#### ENTRIES SUPPLIED ####

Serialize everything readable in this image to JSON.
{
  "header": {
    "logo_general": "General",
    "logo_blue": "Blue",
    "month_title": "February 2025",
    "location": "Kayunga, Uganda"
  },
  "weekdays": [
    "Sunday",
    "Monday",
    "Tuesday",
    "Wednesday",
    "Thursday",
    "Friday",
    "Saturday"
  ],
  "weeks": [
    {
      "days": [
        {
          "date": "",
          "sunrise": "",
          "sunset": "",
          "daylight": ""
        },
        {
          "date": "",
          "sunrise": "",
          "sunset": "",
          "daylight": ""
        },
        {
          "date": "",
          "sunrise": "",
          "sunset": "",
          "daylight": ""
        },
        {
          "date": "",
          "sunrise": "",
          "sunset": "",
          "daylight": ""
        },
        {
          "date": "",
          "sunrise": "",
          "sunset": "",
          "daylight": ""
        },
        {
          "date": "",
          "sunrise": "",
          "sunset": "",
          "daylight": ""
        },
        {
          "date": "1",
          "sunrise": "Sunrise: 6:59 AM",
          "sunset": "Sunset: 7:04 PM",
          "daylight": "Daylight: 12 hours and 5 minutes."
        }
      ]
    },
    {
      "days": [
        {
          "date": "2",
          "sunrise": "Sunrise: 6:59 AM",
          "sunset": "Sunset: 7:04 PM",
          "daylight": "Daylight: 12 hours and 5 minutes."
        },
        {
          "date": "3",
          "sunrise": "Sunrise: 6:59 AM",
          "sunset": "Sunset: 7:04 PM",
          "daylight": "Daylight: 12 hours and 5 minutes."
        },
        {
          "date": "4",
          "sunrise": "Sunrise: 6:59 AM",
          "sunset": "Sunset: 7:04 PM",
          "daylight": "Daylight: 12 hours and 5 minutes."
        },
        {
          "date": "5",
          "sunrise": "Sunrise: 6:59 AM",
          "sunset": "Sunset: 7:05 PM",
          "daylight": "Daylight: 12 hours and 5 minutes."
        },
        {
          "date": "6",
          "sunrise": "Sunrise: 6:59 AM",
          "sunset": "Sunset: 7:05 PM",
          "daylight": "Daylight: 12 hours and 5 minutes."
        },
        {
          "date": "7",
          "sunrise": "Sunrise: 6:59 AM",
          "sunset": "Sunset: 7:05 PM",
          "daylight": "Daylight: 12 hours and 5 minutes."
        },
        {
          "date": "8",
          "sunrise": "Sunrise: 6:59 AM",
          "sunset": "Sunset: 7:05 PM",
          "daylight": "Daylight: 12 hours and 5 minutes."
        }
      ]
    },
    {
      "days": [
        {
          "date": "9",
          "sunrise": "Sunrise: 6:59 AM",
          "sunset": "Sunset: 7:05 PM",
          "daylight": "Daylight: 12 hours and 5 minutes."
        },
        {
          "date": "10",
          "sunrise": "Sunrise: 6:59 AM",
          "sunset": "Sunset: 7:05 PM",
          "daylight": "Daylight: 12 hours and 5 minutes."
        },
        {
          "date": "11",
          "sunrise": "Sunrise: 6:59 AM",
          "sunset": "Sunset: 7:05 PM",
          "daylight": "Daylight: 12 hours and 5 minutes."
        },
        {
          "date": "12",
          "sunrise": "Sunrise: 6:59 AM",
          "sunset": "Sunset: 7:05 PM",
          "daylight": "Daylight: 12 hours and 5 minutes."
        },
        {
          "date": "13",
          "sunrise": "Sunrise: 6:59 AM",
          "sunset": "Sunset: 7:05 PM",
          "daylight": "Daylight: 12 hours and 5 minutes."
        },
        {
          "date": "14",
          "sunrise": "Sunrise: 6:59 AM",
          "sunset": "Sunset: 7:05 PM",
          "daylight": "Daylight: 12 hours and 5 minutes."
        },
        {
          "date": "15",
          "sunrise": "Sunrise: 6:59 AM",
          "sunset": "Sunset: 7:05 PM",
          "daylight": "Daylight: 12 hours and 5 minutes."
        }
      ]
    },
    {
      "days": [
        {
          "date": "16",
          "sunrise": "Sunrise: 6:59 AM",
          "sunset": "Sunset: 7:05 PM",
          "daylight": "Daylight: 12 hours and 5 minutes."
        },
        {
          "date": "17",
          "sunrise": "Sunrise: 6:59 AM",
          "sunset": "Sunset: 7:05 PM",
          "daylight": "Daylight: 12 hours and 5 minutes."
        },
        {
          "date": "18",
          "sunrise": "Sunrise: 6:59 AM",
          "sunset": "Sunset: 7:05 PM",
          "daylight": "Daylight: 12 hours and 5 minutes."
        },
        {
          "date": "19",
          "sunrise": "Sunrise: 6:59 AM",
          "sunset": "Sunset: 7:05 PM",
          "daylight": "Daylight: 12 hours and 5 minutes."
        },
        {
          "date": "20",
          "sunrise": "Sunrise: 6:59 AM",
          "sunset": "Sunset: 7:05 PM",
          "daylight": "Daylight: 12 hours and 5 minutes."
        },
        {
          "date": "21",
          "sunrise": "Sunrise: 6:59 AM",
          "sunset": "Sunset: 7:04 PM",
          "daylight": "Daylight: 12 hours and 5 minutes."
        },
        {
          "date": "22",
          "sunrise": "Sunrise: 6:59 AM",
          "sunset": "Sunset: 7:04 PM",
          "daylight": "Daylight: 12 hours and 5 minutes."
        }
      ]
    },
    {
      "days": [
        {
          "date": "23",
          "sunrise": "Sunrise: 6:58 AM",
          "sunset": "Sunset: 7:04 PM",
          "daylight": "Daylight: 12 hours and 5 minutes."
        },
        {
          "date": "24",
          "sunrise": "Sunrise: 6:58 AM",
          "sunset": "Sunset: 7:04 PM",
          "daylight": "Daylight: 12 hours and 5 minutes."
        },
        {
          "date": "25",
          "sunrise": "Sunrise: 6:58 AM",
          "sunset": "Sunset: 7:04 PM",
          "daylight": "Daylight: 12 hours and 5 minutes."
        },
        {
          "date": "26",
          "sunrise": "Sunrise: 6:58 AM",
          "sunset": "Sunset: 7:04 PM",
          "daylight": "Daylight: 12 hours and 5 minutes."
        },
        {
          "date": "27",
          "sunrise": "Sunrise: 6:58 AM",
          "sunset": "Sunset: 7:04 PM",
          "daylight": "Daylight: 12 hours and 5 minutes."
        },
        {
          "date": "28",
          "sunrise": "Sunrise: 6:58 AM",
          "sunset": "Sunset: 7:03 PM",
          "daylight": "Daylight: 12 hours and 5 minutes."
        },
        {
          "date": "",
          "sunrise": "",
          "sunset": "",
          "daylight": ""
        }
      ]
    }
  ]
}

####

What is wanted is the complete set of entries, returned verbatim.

Serialize everything readable in this image to JSON.
{
  "header": {
    "logo_general": "General",
    "logo_blue": "Blue",
    "month_title": "February 2025",
    "location": "Kayunga, Uganda"
  },
  "weekdays": [
    "Sunday",
    "Monday",
    "Tuesday",
    "Wednesday",
    "Thursday",
    "Friday",
    "Saturday"
  ],
  "weeks": [
    {
      "days": [
        {
          "date": "",
          "sunrise": "",
          "sunset": "",
          "daylight": ""
        },
        {
          "date": "",
          "sunrise": "",
          "sunset": "",
          "daylight": ""
        },
        {
          "date": "",
          "sunrise": "",
          "sunset": "",
          "daylight": ""
        },
        {
          "date": "",
          "sunrise": "",
          "sunset": "",
          "daylight": ""
        },
        {
          "date": "",
          "sunrise": "",
          "sunset": "",
          "daylight": ""
        },
        {
          "date": "",
          "sunrise": "",
          "sunset": "",
          "daylight": ""
        },
        {
          "date": "1",
          "sunrise": "Sunrise: 6:59 AM",
          "sunset": "Sunset: 7:04 PM",
          "daylight": "Daylight: 12 hours and 5 minutes."
        }
      ]
    },
    {
      "days": [
        {
          "date": "2",
          "sunrise": "Sunrise: 6:59 AM",
          "sunset": "Sunset: 7:04 PM",
          "daylight": "Daylight: 12 hours and 5 minutes."
        },
        {
          "date": "3",
          "sunrise": "Sunrise: 6:59 AM",
          "sunset": "Sunset: 7:04 PM",
          "daylight": "Daylight: 12 hours and 5 minutes."
        },
        {
          "date": "4",
          "sunrise": "Sunrise: 6:59 AM",
          "sunset": "Sunset: 7:04 PM",
          "daylight": "Daylight: 12 hours and 5 minutes."
        },
        {
          "date": "5",
          "sunrise": "Sunrise: 6:59 AM",
          "sunset": "Sunset: 7:05 PM",
          "daylight": "Daylight: 12 hours and 5 minutes."
        },
        {
          "date": "6",
          "sunrise": "Sunrise: 6:59 AM",
          "sunset": "Sunset: 7:05 PM",
          "daylight": "Daylight: 12 hours and 5 minutes."
        },
        {
          "date": "7",
          "sunrise": "Sunrise: 6:59 AM",
          "sunset": "Sunset: 7:05 PM",
          "daylight": "Daylight: 12 hours and 5 minutes."
        },
        {
          "date": "8",
          "sunrise": "Sunrise: 6:59 AM",
          "sunset": "Sunset: 7:05 PM",
          "daylight": "Daylight: 12 hours and 5 minutes."
        }
      ]
    },
    {
      "days": [
        {
          "date": "9",
          "sunrise": "Sunrise: 6:59 AM",
          "sunset": "Sunset: 7:05 PM",
          "daylight": "Daylight: 12 hours and 5 minutes."
        },
        {
          "date": "10",
          "sunrise": "Sunrise: 6:59 AM",
          "sunset": "Sunset: 7:05 PM",
          "daylight": "Daylight: 12 hours and 5 minutes."
        },
        {
          "date": "11",
          "sunrise": "Sunrise: 6:59 AM",
          "sunset": "Sunset: 7:05 PM",
          "daylight": "Daylight: 12 hours and 5 minutes."
        },
        {
          "date": "12",
          "sunrise": "Sunrise: 6:59 AM",
          "sunset": "Sunset: 7:05 PM",
          "daylight": "Daylight: 12 hours and 5 minutes."
        },
        {
          "date": "13",
          "sunrise": "Sunrise: 6:59 AM",
          "sunset": "Sunset: 7:05 PM",
          "daylight": "Daylight: 12 hours and 5 minutes."
        },
        {
          "date": "14",
          "sunrise": "Sunrise: 6:59 AM",
          "sunset": "Sunset: 7:05 PM",
          "daylight": "Daylight: 12 hours and 5 minutes."
        },
        {
          "date": "15",
          "sunrise": "Sunrise: 6:59 AM",
          "sunset": "Sunset: 7:05 PM",
          "daylight": "Daylight: 12 hours and 5 minutes."
        }
      ]
    },
    {
      "days": [
        {
          "date": "16",
          "sunrise": "Sunrise: 6:59 AM",
          "sunset": "Sunset: 7:05 PM",
          "daylight": "Daylight: 12 hours and 5 minutes."
        },
        {
          "date": "17",
          "sunrise": "Sunrise: 6:59 AM",
          "sunset": "Sunset: 7:05 PM",
          "daylight": "Daylight: 12 hours and 5 minutes."
        },
        {
          "date": "18",
          "sunrise": "Sunrise: 6:59 AM",
          "sunset": "Sunset: 7:05 PM",
          "daylight": "Daylight: 12 hours and 5 minutes."
        },
        {
          "date": "19",
          "sunrise": "Sunrise: 6:59 AM",
          "sunset": "Sunset: 7:05 PM",
          "daylight": "Daylight: 12 hours and 5 minutes."
        },
        {
          "date": "20",
          "sunrise": "Sunrise: 6:59 AM",
          "sunset": "Sunset: 7:05 PM",
          "daylight": "Daylight: 12 hours and 5 minutes."
        },
        {
          "date": "21",
          "sunrise": "Sunrise: 6:59 AM",
          "sunset": "Sunset: 7:04 PM",
          "daylight": "Daylight: 12 hours and 5 minutes."
        },
        {
          "date": "22",
          "sunrise": "Sunrise: 6:59 AM",
          "sunset": "Sunset: 7:04 PM",
          "daylight": "Daylight: 12 hours and 5 minutes."
        }
      ]
    },
    {
      "days": [
        {
          "date": "23",
          "sunrise": "Sunrise: 6:58 AM",
          "sunset": "Sunset: 7:04 PM",
          "daylight": "Daylight: 12 hours and 5 minutes."
        },
        {
          "date": "24",
          "sunrise": "Sunrise: 6:58 AM",
          "sunset": "Sunset: 7:04 PM",
          "daylight": "Daylight: 12 hours and 5 minutes."
        },
        {
          "date": "25",
          "sunrise": "Sunrise: 6:58 AM",
          "sunset": "Sunset: 7:04 PM",
          "daylight": "Daylight: 12 hours and 5 minutes."
        },
        {
          "date": "26",
          "sunrise": "Sunrise: 6:58 AM",
          "sunset": "Sunset: 7:04 PM",
          "daylight": "Daylight: 12 hours and 5 minutes."
        },
        {
          "date": "27",
          "sunrise": "Sunrise: 6:58 AM",
          "sunset": "Sunset: 7:04 PM",
          "daylight": "Daylight: 12 hours and 5 minutes."
        },
        {
          "date": "28",
          "sunrise": "Sunrise: 6:58 AM",
          "sunset": "Sunset: 7:03 PM",
          "daylight": "Daylight: 12 hours and 5 minutes."
        },
        {
          "date": "",
          "sunrise": "",
          "sunset": "",
          "daylight": ""
        }
      ]
    }
  ]
}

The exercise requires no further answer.